“Flaming Lips” set The Pageant ablaze in fantastical concert
April 25, 2017
A disco ball. Flashing neon lights blinding the audience. Mushrooms, unicorns and a massive hamster ball encasing Wayne Coyne, the lead singer of The Flaming Lips.
Though only a few, sparse words explaining The Flaming Lips concert on Sun. Apr. 23 at The Pageant, they are more than enough to encompass what was the most visually interesting and peculiar concert I’ve ever attended.
The band, The Flaming Lips, began releasing music in 1986 and has continued to produce alternative and psychedelic rock with tastefully added synth in more recent albums. For their latest tour supporting their fourteenth album “Oczy Mlody”, their trippiness continued to shine as brightly as 31 years ago.
Let me just say, I’m no novice when it comes to concerts. I’ve been to upwards of 15 concerts with a large majority taking place at The Pageant. Even so, I was in no way prepared for the three-hour experience I was a part of for The Flaming Lips. Here are the three “all-time best” events I witnessed:
In a cover of the late David Bowie’s hit song, Wayne Coyne did what I thought was impossible. Coyne rolled out on stage in an inflatable hamster ball and, believe it or not, sang the entire song inside. For me, “Space Oddity” is my favorite song of all time and I was worried that The Flaming Lips would take away from the Bowie experience; however, I was not only not disappointed, I was blown away. The expert band included two drummers, two guitarists, two piano players, a bassist and a synth player who expertly played the tune in sync with Coyne. The best part of the song? The moment Coyne rolled in his hamster ball across the crowd and onto a little platform across the stage. I didn’t know the correct example of bizarre until I was supporting a lead singer’s body weight while dancing to my favorite song.
“There Should Be Unicorns”:

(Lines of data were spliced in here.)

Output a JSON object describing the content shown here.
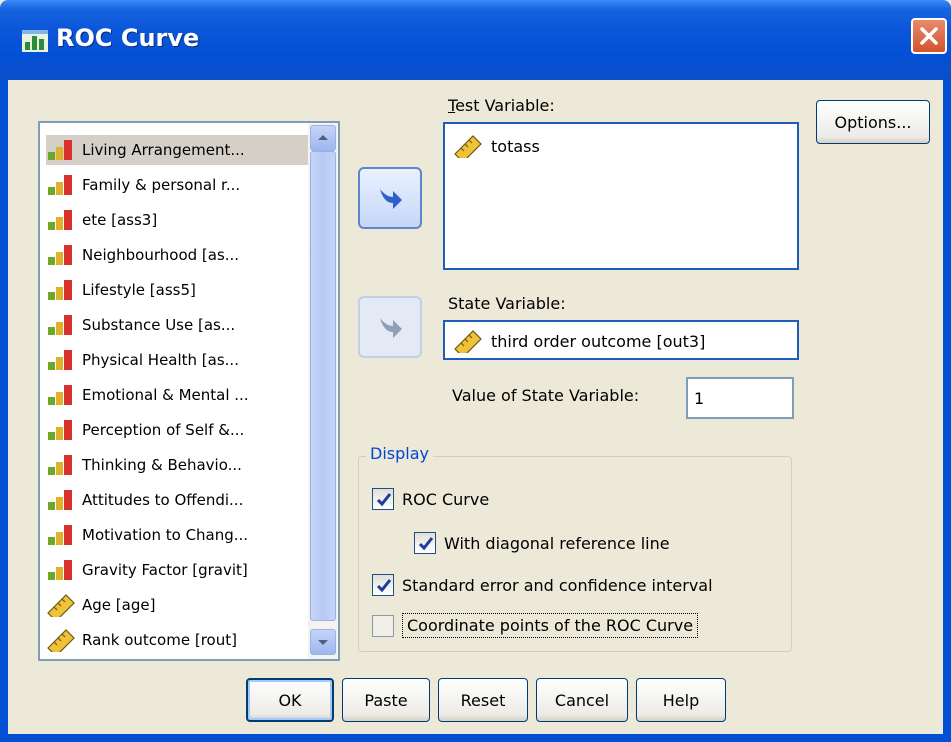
{
  "window": {
    "title": "ROC Curve"
  },
  "variables": [
    {
      "label": "Living Arrangement...",
      "type": "ordinal",
      "selected": true
    },
    {
      "label": "Family & personal r...",
      "type": "ordinal"
    },
    {
      "label": "ete [ass3]",
      "type": "ordinal"
    },
    {
      "label": "Neighbourhood [as...",
      "type": "ordinal"
    },
    {
      "label": "Lifestyle [ass5]",
      "type": "ordinal"
    },
    {
      "label": "Substance Use [as...",
      "type": "ordinal"
    },
    {
      "label": "Physical Health [as...",
      "type": "ordinal"
    },
    {
      "label": "Emotional & Mental ...",
      "type": "ordinal"
    },
    {
      "label": "Perception of Self &...",
      "type": "ordinal"
    },
    {
      "label": "Thinking & Behavio...",
      "type": "ordinal"
    },
    {
      "label": "Attitudes to Offendi...",
      "type": "ordinal"
    },
    {
      "label": "Motivation to Chang...",
      "type": "ordinal"
    },
    {
      "label": "Gravity Factor [gravit]",
      "type": "ordinal"
    },
    {
      "label": "Age [age]",
      "type": "scale"
    },
    {
      "label": "Rank outcome [rout]",
      "type": "scale"
    }
  ],
  "test_variable": {
    "label": "Test Variable:",
    "value": "totass"
  },
  "state_variable": {
    "label": "State Variable:",
    "value": "third order outcome [out3]"
  },
  "value_of_state": {
    "label": "Value of State Variable:",
    "value": "1"
  },
  "display": {
    "title": "Display",
    "options": [
      {
        "label": "ROC Curve",
        "checked": true
      },
      {
        "label": "With diagonal reference line",
        "checked": true
      },
      {
        "label": "Standard error and confidence interval",
        "checked": true
      },
      {
        "label": "Coordinate points of the ROC Curve",
        "checked": false
      }
    ]
  },
  "buttons": {
    "options": "Options...",
    "ok": "OK",
    "paste": "Paste",
    "reset": "Reset",
    "cancel": "Cancel",
    "help": "Help"
  },
  "colors": {
    "titlebar": "#0a55d8",
    "accent": "#0046d5",
    "face": "#ece9d8"
  }
}
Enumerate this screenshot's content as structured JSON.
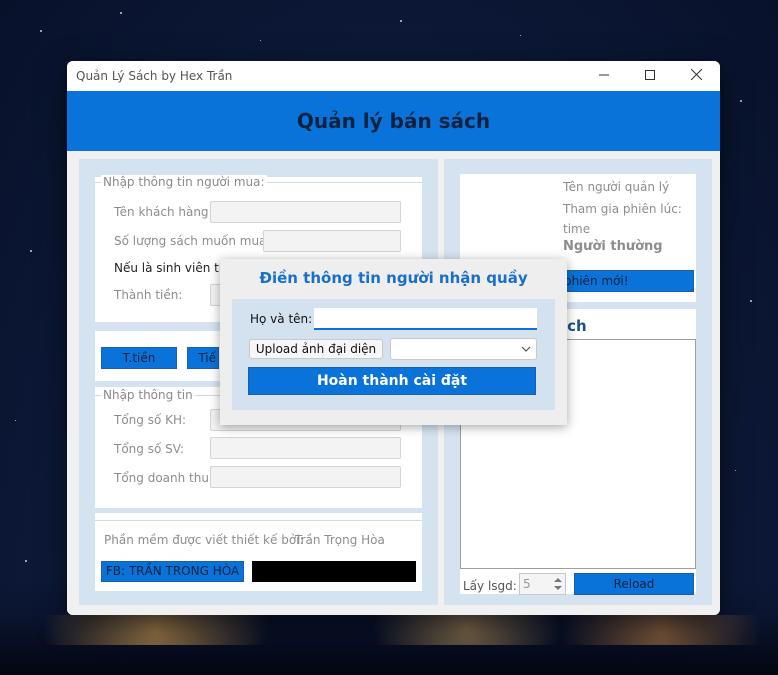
{
  "window": {
    "title": "Quản Lý Sách by Hex Trần"
  },
  "header": {
    "title": "Quản lý bán sách"
  },
  "buyer": {
    "legend": "Nhập thông tin người mua:",
    "customer_label": "Tên khách hàng:",
    "quantity_label": "Số lượng sách muốn mua:",
    "student_text": "Nếu là sinh viên thì",
    "total_label": "Thành tiền:"
  },
  "actions": {
    "calc_label": "T.tiền",
    "second_label": "Tiế"
  },
  "stats": {
    "legend": "Nhập thông tin",
    "customers_label": "Tổng số KH:",
    "students_label": "Tổng số SV:",
    "revenue_label": "Tổng doanh thu:"
  },
  "credit": {
    "text": "Phần mềm được viết  thiết kế bởi:",
    "author": "Trần Trọng Hòa",
    "fb_button": "FB: TRẦN TRONG HÒA"
  },
  "manager": {
    "name_label": "Tên người quản lý",
    "joined_label": "Tham gia phiên lúc:",
    "time": "time",
    "role": "Người thường",
    "new_session_button": "phiên mới!"
  },
  "history": {
    "title_partial": "ịch",
    "count_label": "Lấy lsgd:",
    "count_value": "5",
    "reload_button": "Reload"
  },
  "dialog": {
    "title": "Điền thông tin người nhận quầy",
    "name_label": "Họ và tên:",
    "name_value": "",
    "upload_button": "Upload ảnh đại diện",
    "finish_button": "Hoàn thành cài đặt"
  }
}
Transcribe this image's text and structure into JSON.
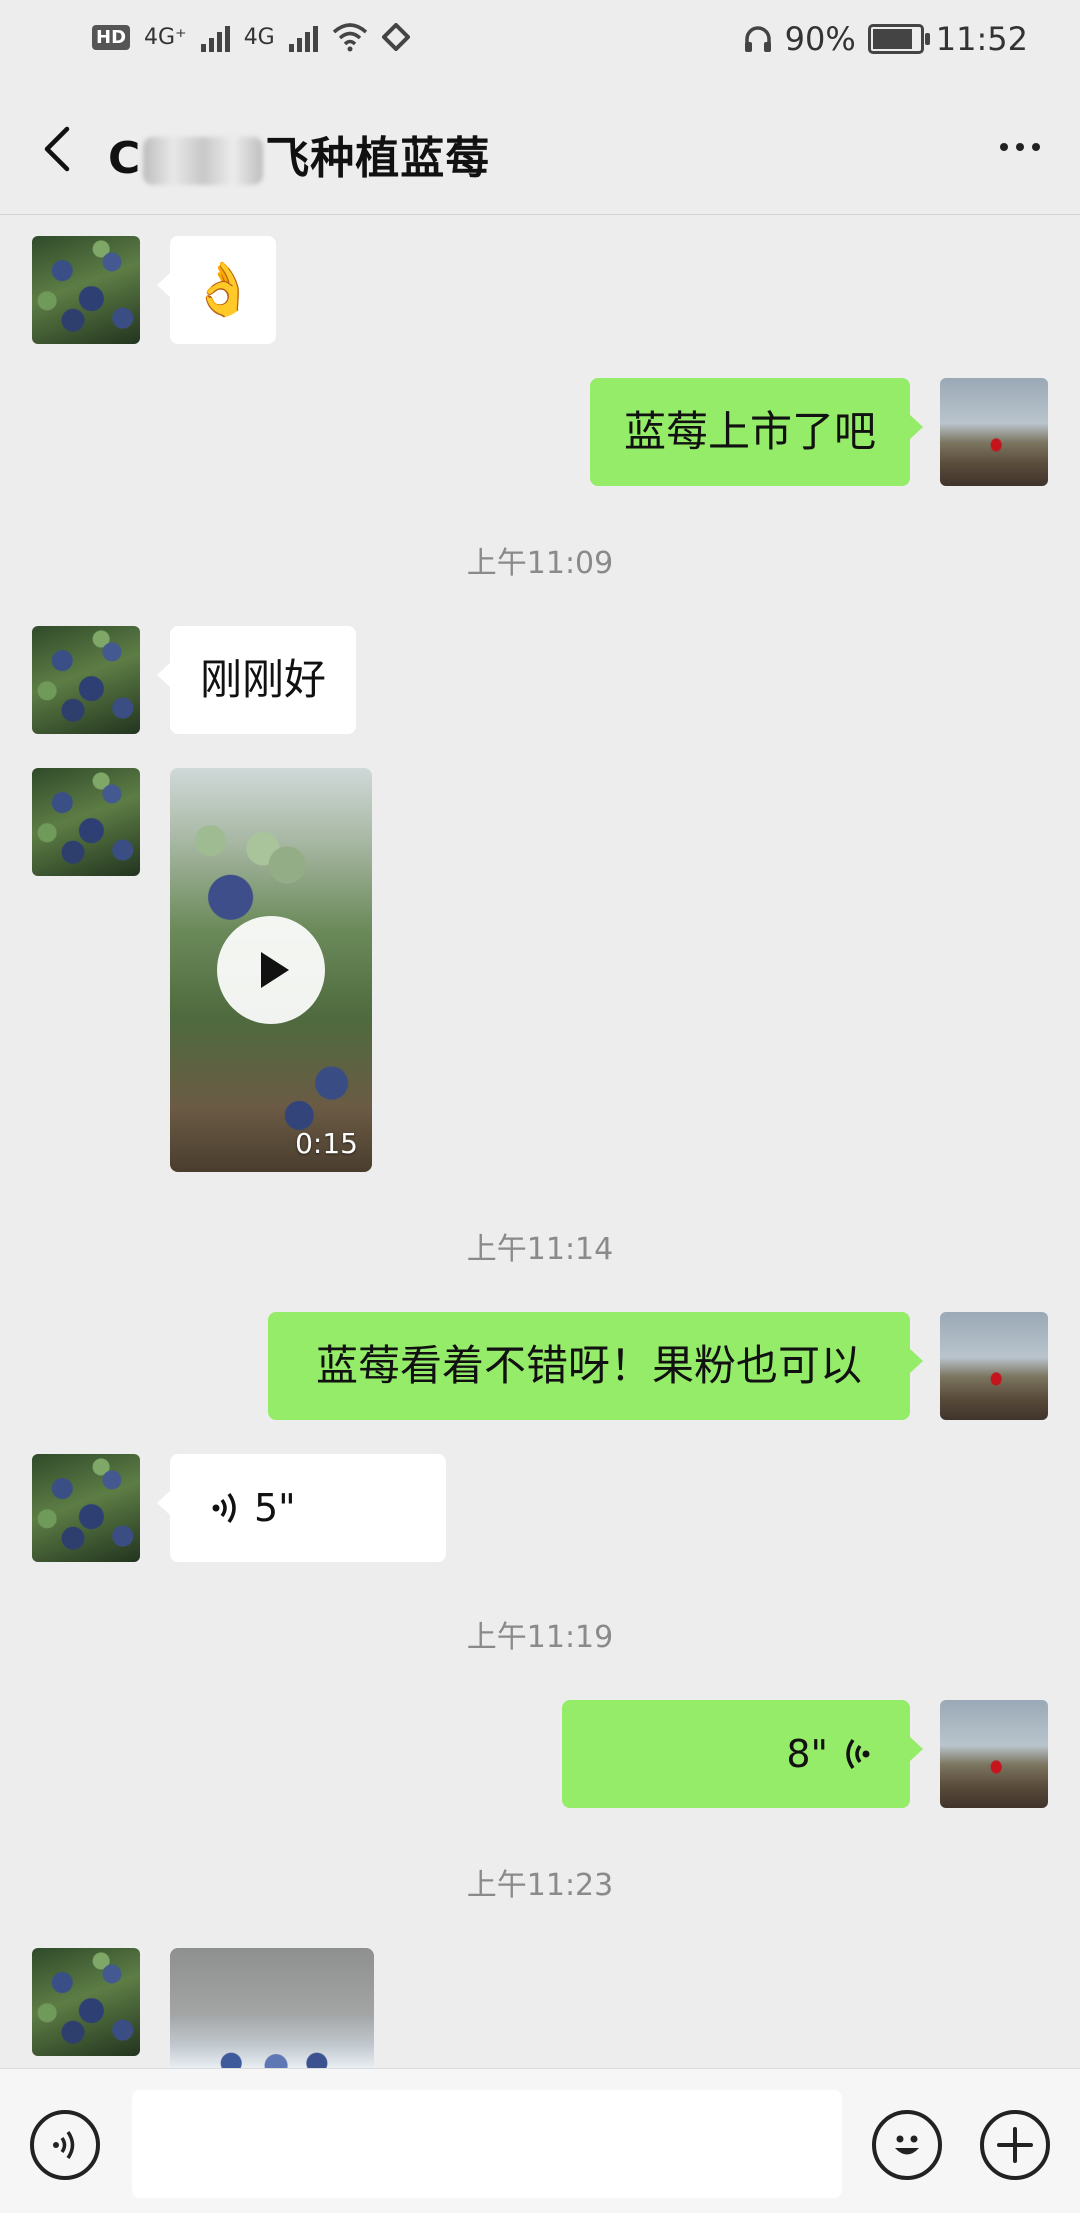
{
  "status_bar": {
    "hd": "HD",
    "sim1_net": "4G⁺",
    "sim2_net": "4G",
    "battery": "90%",
    "battery_level": 0.9,
    "time": "11:52"
  },
  "header": {
    "title_prefix": "C",
    "title_suffix": "飞种植蓝莓"
  },
  "messages": {
    "m1_emoji": "👌",
    "m2_text": "蓝莓上市了吧",
    "t1": "上午11:09",
    "m3_text": "刚刚好",
    "m4_video_duration": "0:15",
    "t2": "上午11:14",
    "m5_text": "蓝莓看着不错呀！果粉也可以",
    "m6_voice": "5\"",
    "t3": "上午11:19",
    "m7_voice": "8\"",
    "t4": "上午11:23"
  },
  "icons": {
    "back": "chevron-left-icon",
    "more": "more-dots-icon",
    "voice_input": "voice-input-icon",
    "emoji": "emoji-icon",
    "add": "plus-icon"
  },
  "colors": {
    "background": "#ededed",
    "sent_bubble": "#95ec69",
    "received_bubble": "#ffffff"
  }
}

As the second song in the set, “There Should Be Unicorns” originates from their most recent album “Oczy Mlody”. The song is mostly instrumental but for the few lines of the song, Coyne appeared in the back of the venue on, believe it or not, a glowing neon unicorn donning a pair of inflatable rainbow wings. He didn’t just stay at the front, though. He proceeded to move up and through the crowd on the floor atop his fantastical dame crooning his own song. Never before have I seen a crowd so in touch with a band front runner; moreover, never before have I seen the front runner emulate more love for his fans than they feel for him.
“Race for the Prize”:
As the first song of the show, Coyne does not disappoint with a memorable beginning. When the synthetic overture began blaring through the speakers, balloons and innumerable amounts of confetti fell from the sky while hypnotic rainbow visuals exploded from the gigantic LED screen on the stage. Though I’ve been to concerts with a much older crowd than the one found at The Flaming Lips, the fans here cared for one another and danced together from the beginning as though they were one moving body- a sight seen so little and an action only an expert performer can garner.
The three hour show included so much more than what was named: light-up gongs; dancing inflatable eyeballs, overgrown aliens, and the sun; and string, snake-like lights hanging from the ceiling Coyne wades in as though covered in a neon dot rainfall. With a reputation as psychedelic as The Flaming Lips, their stage production does not disappoint with a colored world showcasing fantasy lands of feel-good beats and pure love. As for the shows I will attend in the future, good luck trying to live up to what I experienced that fateful night.